> [INFORMATION PROVIDED]
========
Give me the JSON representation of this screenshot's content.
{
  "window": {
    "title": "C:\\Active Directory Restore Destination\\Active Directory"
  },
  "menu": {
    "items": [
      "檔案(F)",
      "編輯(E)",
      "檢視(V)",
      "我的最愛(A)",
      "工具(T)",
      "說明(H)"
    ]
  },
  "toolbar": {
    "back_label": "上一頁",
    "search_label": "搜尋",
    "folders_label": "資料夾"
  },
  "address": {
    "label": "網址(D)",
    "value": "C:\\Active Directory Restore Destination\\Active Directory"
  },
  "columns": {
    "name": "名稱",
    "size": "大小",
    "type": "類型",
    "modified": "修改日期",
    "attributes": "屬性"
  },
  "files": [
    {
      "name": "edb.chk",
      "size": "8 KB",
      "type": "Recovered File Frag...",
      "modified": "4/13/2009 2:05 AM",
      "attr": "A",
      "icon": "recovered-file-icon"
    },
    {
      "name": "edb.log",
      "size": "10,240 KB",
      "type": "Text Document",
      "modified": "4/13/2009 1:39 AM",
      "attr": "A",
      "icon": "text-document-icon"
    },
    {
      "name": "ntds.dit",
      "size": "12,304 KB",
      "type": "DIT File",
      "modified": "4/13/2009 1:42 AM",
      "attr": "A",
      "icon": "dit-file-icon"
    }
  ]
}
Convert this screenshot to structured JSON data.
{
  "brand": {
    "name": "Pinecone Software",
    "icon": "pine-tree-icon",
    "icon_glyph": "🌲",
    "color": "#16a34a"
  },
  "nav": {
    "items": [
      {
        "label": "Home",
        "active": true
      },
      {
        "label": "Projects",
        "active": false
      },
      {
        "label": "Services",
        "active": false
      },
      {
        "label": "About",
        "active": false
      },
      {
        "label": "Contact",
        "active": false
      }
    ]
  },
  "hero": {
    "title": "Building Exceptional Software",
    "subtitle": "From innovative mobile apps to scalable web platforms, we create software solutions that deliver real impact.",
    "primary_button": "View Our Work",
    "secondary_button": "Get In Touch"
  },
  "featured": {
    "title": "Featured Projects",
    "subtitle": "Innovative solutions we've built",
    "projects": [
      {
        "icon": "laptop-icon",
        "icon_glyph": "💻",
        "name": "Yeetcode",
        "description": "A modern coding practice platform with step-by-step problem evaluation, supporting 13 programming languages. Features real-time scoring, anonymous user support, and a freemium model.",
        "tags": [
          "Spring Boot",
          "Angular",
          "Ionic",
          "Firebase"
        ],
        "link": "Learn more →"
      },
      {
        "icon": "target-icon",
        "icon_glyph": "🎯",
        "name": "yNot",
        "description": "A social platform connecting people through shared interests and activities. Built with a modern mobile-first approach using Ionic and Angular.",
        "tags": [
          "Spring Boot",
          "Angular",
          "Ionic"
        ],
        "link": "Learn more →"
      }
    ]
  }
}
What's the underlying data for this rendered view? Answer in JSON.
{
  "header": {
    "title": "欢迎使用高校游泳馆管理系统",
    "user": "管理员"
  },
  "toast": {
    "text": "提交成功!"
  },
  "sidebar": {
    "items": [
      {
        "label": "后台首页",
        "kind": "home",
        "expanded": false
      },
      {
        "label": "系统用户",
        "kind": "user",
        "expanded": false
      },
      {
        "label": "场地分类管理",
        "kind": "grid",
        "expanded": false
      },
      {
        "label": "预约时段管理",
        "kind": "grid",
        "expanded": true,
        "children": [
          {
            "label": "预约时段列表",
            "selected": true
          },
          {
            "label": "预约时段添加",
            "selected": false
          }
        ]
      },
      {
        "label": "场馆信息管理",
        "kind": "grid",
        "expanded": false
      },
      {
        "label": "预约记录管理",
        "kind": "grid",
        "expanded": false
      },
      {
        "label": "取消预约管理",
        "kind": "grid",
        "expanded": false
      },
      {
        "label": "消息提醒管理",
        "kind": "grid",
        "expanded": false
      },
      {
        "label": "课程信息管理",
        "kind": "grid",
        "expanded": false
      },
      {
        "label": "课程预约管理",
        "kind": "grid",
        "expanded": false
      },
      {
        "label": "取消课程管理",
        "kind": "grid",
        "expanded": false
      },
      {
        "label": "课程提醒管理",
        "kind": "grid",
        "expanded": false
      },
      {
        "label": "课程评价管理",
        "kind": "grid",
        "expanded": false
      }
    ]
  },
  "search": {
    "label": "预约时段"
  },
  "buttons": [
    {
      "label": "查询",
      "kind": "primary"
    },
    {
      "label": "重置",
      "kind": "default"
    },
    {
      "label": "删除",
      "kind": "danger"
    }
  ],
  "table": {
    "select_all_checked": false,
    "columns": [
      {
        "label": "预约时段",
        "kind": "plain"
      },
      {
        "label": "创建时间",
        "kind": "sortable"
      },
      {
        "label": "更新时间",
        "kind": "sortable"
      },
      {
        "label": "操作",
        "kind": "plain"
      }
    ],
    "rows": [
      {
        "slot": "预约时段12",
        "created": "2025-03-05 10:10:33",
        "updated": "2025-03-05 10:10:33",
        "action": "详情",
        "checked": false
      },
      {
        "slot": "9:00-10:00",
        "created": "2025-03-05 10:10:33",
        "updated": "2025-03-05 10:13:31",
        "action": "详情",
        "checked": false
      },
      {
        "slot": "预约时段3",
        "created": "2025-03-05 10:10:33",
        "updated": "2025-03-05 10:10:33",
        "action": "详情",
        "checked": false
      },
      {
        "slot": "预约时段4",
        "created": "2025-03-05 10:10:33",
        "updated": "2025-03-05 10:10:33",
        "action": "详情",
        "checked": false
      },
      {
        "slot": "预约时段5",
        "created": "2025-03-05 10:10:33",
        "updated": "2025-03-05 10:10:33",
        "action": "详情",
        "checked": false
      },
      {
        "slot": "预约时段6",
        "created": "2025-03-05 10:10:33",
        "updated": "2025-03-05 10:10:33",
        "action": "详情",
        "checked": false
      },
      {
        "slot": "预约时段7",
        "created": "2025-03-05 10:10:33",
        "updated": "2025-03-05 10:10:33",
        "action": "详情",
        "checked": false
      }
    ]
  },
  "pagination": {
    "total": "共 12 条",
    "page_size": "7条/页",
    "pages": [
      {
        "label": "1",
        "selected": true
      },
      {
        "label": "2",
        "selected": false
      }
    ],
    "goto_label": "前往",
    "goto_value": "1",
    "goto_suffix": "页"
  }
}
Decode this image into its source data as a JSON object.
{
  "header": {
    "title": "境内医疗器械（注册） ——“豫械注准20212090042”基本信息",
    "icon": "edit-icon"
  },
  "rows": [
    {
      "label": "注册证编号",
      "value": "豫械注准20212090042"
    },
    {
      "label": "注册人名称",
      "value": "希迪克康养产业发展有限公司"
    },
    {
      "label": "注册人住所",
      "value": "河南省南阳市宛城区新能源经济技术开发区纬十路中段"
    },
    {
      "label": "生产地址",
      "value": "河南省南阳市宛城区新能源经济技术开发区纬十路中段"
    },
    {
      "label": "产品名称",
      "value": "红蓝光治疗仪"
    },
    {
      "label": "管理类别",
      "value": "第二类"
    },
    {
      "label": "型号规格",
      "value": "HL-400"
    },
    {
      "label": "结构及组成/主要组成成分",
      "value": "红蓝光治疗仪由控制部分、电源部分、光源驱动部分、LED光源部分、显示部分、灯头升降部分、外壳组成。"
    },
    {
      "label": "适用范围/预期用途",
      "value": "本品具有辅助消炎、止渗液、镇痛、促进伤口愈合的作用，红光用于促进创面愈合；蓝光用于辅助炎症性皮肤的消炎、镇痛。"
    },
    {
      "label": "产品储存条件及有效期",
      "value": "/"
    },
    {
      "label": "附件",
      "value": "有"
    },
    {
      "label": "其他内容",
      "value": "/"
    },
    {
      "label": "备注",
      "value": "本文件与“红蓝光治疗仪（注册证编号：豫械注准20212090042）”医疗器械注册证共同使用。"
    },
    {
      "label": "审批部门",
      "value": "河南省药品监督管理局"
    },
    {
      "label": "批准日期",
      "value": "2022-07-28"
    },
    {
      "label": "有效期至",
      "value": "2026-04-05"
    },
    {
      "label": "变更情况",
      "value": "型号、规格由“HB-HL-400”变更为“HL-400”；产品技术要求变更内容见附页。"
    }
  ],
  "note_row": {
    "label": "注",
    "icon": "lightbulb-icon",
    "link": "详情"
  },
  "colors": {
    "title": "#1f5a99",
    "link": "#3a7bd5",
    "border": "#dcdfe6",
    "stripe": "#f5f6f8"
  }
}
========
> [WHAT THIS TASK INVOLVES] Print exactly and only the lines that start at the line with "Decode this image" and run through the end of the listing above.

> [SOLUTION TO THIS TASK]
Decode this image into its source data as a JSON object.
{
  "header": {
    "title": "境内医疗器械（注册） ——“豫械注准20212090042”基本信息",
    "icon": "edit-icon"
  },
  "rows": [
    {
      "label": "注册证编号",
      "value": "豫械注准20212090042"
    },
    {
      "label": "注册人名称",
      "value": "希迪克康养产业发展有限公司"
    },
    {
      "label": "注册人住所",
      "value": "河南省南阳市宛城区新能源经济技术开发区纬十路中段"
    },
    {
      "label": "生产地址",
      "value": "河南省南阳市宛城区新能源经济技术开发区纬十路中段"
    },
    {
      "label": "产品名称",
      "value": "红蓝光治疗仪"
    },
    {
      "label": "管理类别",
      "value": "第二类"
    },
    {
      "label": "型号规格",
      "value": "HL-400"
    },
    {
      "label": "结构及组成/主要组成成分",
      "value": "红蓝光治疗仪由控制部分、电源部分、光源驱动部分、LED光源部分、显示部分、灯头升降部分、外壳组成。"
    },
    {
      "label": "适用范围/预期用途",
      "value": "本品具有辅助消炎、止渗液、镇痛、促进伤口愈合的作用，红光用于促进创面愈合；蓝光用于辅助炎症性皮肤的消炎、镇痛。"
    },
    {
      "label": "产品储存条件及有效期",
      "value": "/"
    },
    {
      "label": "附件",
      "value": "有"
    },
    {
      "label": "其他内容",
      "value": "/"
    },
    {
      "label": "备注",
      "value": "本文件与“红蓝光治疗仪（注册证编号：豫械注准20212090042）”医疗器械注册证共同使用。"
    },
    {
      "label": "审批部门",
      "value": "河南省药品监督管理局"
    },
    {
      "label": "批准日期",
      "value": "2022-07-28"
    },
    {
      "label": "有效期至",
      "value": "2026-04-05"
    },
    {
      "label": "变更情况",
      "value": "型号、规格由“HB-HL-400”变更为“HL-400”；产品技术要求变更内容见附页。"
    }
  ],
  "note_row": {
    "label": "注",
    "icon": "lightbulb-icon",
    "link": "详情"
  },
  "colors": {
    "title": "#1f5a99",
    "link": "#3a7bd5",
    "border": "#dcdfe6",
    "stripe": "#f5f6f8"
  }
}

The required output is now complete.